Yes, you can. It is considered abandonment by law.

Share this post


Link to post
Share on other sites

strawberryluv is a BSN, RN and specializes in LTC, Med-surg.

743 Posts; 11,835 Profile Views

That's a tough one. I was once asked if I would do a double at my job. 3 hours in my first shift I changed my mind. I gave them five hours until my shift was over but they still couldn't find anybody. I uped and left. I don't think it was job abandonment in my case since my shift was already over and I gave them ample time to find my replacement AND told them I was not going to do the assignment.

But if you clocked in and then proceed to leave then I think its job abandonment.

Share this post


Link to post
Share on other sites

3 Followers; 37,151 Posts; 98,930 Profile Views

Patient abandonment perhaps, job abandonment no. Depends upon whether or not you left the job before or after accepting your assignment. Could be a fine line here. Best to seek the advice of an employment attorney should you be notified of Board action.

Share this post


Link to post
Share on other sites

Glycerine82 has 4 years experience as a ASN, LPN and specializes in SNF/Rehab/Geri.

1 Article; 2,063 Posts; 26,267 Profile Views

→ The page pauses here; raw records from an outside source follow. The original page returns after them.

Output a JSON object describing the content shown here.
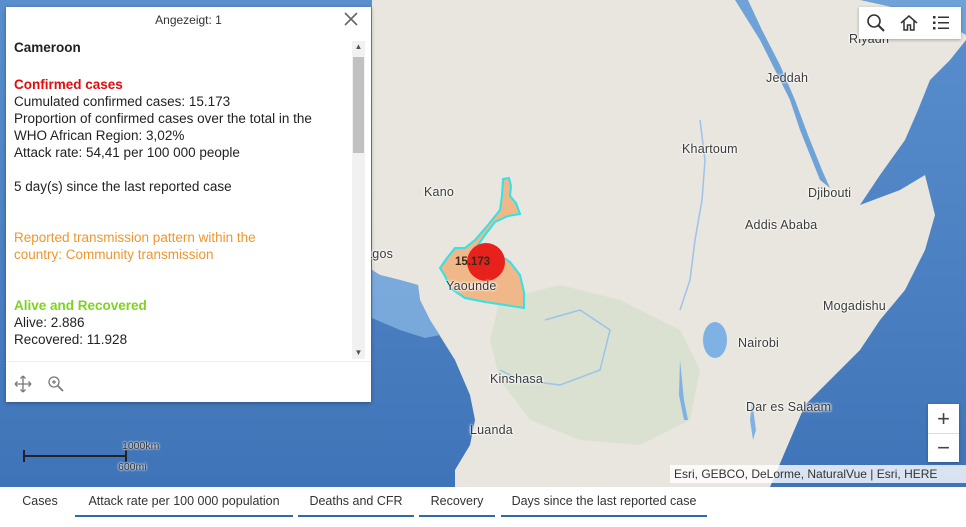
{
  "popup": {
    "header": "Angezeigt: 1",
    "country": "Cameroon",
    "confirmed_heading": "Confirmed cases",
    "cumulated": "Cumulated confirmed cases: 15.173",
    "proportion_line1": "Proportion of confirmed cases over the total in the",
    "proportion_line2": "WHO African Region: 3,02%",
    "attack_rate": "Attack rate: 54,41 per 100 000 people",
    "days_since": "5  day(s) since the last reported case",
    "transmission_line1": "Reported transmission pattern within the",
    "transmission_line2": "country: Community transmission",
    "alive_heading": "Alive and Recovered",
    "alive": "Alive: 2.886",
    "recovered": "Recovered: 11.928",
    "footer_icons": [
      "pan-icon",
      "zoom-to-icon"
    ]
  },
  "map": {
    "places": {
      "riyadh": "Riyadh",
      "jeddah": "Jeddah",
      "khartoum": "Khartoum",
      "kano": "Kano",
      "djibouti": "Djibouti",
      "addis_ababa": "Addis Ababa",
      "lagos": "Lagos",
      "yaounde": "Yaounde",
      "mogadishu": "Mogadishu",
      "nairobi": "Nairobi",
      "kinshasa": "Kinshasa",
      "dar_es_salaam": "Dar es Salaam",
      "luanda": "Luanda"
    },
    "marker_value": "15.173",
    "scale": {
      "km": "1000km",
      "mi": "600mi"
    },
    "attribution": "Esri, GEBCO, DeLorme, NaturalVue | Esri, HERE",
    "zoom_in": "+",
    "zoom_out": "−",
    "colors": {
      "ocean": "#4f86c6",
      "land": "#e9e7df",
      "country_fill": "#f0b889",
      "country_outline": "#2fe3e6",
      "marker": "#e8211c"
    }
  },
  "toolbar": {
    "icons": [
      "search-icon",
      "home-icon",
      "legend-list-icon"
    ]
  },
  "tabs": [
    "Cases",
    "Attack rate per 100 000 population",
    "Deaths and CFR",
    "Recovery",
    "Days since the last reported case"
  ]
}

Like the above poster said, it depends on whether you had accepted the assignment or not. It sounds like you didn't accept the assignment, because you left upon finding out that you were alone.

Had the other CNA left already? Did you inform someone you were leaving? They can take your certification away for abandonment, yes.

However, even if they HAD left, it's not really abandonment unless you didn't inform the nurses you were leaving, because ultimately they're the ones who are responsible for the patients. It can also be abandonment if there weren't enough nurses/aides to care for the patients based on any state ratio law.

i think a better way to have handled it would have been to call your supervisor, explain the situation and use the words "Not safe", etc.

Share this post


Link to post
Share on other sites

Angeljho is a MSN, NP and specializes in Mental Health Nursing.

387 Posts; 8,393 Profile Views

CNAs have a license?

Like others have stated, if you signed/clocked in, it can be considered patient abandonment. In these cases, it is best to do your shift and then simply quit afterwards.

Share this post


Link to post
Share on other sites

92 Posts; 3,065 Profile Views

newboy said:
CNAs have a license?

Like others have stated, if you signed/clocked in, it can be considered patient abandonment. In these cases, it is best to do your shift and then simply quit afterwards.

Well in my state we are licensed and have to renew our license every two years. However it is my understanding that if you accepted a patient then it would be patient abandonment.

Share this post


Link to post
Share on other sites
×

This site uses cookies. By using this site, you consent to the placement of these cookies. Read our Privacy, Cookies, and Terms of Service Policies to learn more.